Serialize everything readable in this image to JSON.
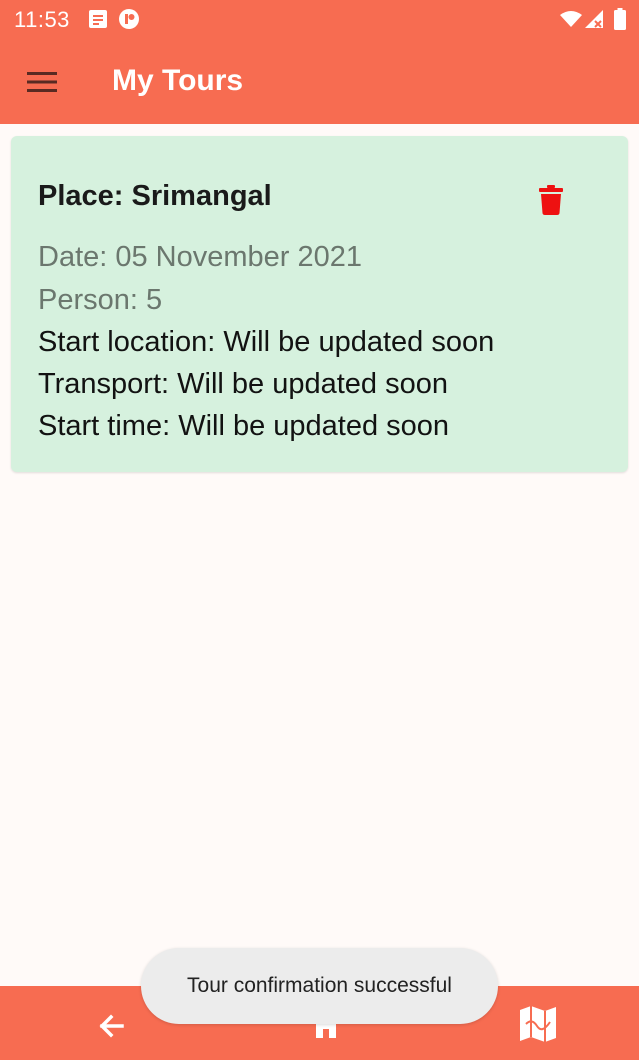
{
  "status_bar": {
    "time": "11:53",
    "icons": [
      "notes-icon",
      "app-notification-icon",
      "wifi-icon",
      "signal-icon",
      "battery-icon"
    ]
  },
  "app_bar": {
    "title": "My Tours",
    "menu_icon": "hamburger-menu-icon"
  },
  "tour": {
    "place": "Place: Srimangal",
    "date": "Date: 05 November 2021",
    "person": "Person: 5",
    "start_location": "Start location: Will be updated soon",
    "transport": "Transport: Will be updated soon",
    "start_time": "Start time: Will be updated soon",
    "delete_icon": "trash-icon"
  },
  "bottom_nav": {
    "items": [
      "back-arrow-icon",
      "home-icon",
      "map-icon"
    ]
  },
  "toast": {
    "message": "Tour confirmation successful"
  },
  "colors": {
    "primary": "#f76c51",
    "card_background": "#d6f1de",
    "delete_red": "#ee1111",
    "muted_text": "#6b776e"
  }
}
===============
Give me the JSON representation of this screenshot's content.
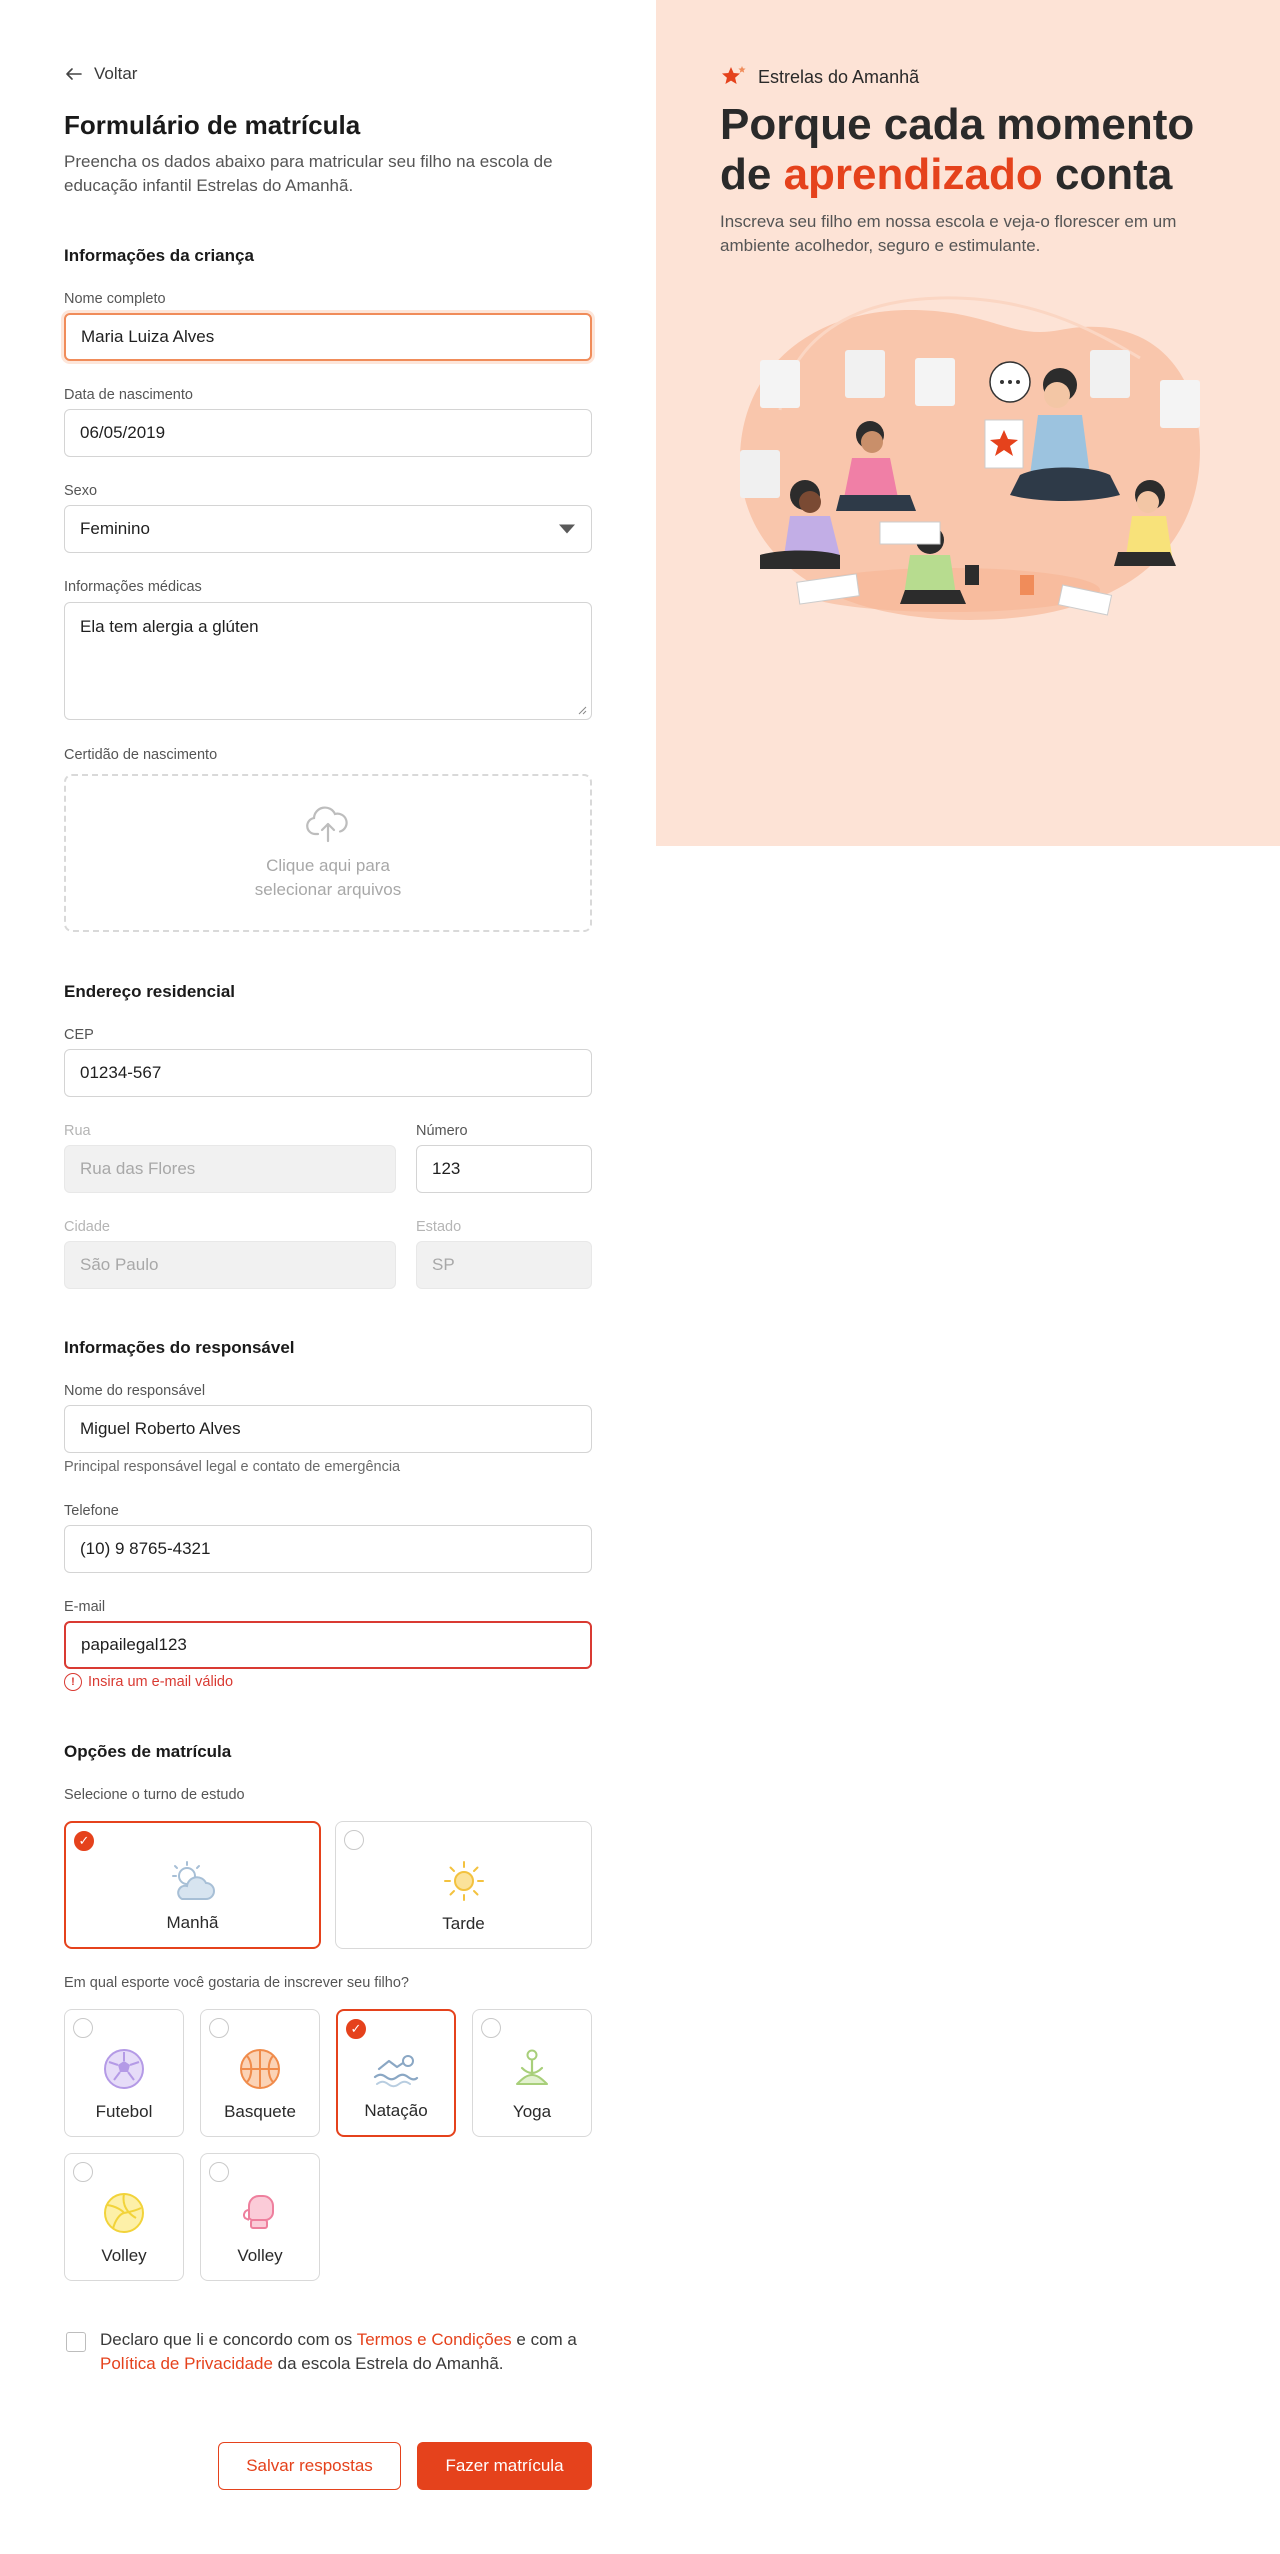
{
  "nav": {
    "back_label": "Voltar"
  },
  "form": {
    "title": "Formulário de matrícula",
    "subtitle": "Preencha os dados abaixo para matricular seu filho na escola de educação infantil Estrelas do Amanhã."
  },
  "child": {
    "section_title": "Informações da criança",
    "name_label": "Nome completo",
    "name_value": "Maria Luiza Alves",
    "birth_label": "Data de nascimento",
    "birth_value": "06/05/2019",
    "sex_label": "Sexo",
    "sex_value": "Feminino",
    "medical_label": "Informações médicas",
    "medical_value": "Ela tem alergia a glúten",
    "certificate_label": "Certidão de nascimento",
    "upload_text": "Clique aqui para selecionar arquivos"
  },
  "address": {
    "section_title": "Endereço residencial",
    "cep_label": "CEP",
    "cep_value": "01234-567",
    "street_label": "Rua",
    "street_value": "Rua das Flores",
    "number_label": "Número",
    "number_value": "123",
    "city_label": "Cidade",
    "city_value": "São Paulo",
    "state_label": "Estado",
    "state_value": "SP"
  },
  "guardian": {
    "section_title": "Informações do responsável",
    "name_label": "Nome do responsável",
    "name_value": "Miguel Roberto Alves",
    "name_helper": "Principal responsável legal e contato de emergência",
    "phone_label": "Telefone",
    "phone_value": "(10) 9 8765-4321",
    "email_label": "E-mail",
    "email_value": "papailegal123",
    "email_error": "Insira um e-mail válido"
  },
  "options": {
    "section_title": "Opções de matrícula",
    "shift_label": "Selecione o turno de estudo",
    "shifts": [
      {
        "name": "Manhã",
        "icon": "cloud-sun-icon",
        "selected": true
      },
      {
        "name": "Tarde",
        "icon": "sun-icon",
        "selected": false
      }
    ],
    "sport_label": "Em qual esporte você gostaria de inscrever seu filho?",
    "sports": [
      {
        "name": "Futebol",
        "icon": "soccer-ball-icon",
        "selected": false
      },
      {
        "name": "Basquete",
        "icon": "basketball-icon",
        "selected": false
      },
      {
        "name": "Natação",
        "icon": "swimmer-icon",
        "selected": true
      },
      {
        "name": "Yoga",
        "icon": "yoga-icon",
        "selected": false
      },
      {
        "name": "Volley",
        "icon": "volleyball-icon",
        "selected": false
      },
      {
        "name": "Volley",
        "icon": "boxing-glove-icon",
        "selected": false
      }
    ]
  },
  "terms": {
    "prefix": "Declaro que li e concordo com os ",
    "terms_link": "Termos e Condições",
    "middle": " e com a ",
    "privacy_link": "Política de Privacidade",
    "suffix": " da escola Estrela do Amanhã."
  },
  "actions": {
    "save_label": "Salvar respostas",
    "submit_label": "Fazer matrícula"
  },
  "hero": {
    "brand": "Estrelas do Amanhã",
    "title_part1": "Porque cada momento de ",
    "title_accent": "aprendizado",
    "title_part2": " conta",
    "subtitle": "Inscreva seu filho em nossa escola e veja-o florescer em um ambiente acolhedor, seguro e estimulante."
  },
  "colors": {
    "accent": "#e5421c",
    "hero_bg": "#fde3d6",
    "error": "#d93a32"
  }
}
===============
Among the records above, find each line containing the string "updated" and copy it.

**Problem solution**
    "start_location": "Start location: Will be updated soon",
    "transport": "Transport: Will be updated soon",
    "start_time": "Start time: Will be updated soon",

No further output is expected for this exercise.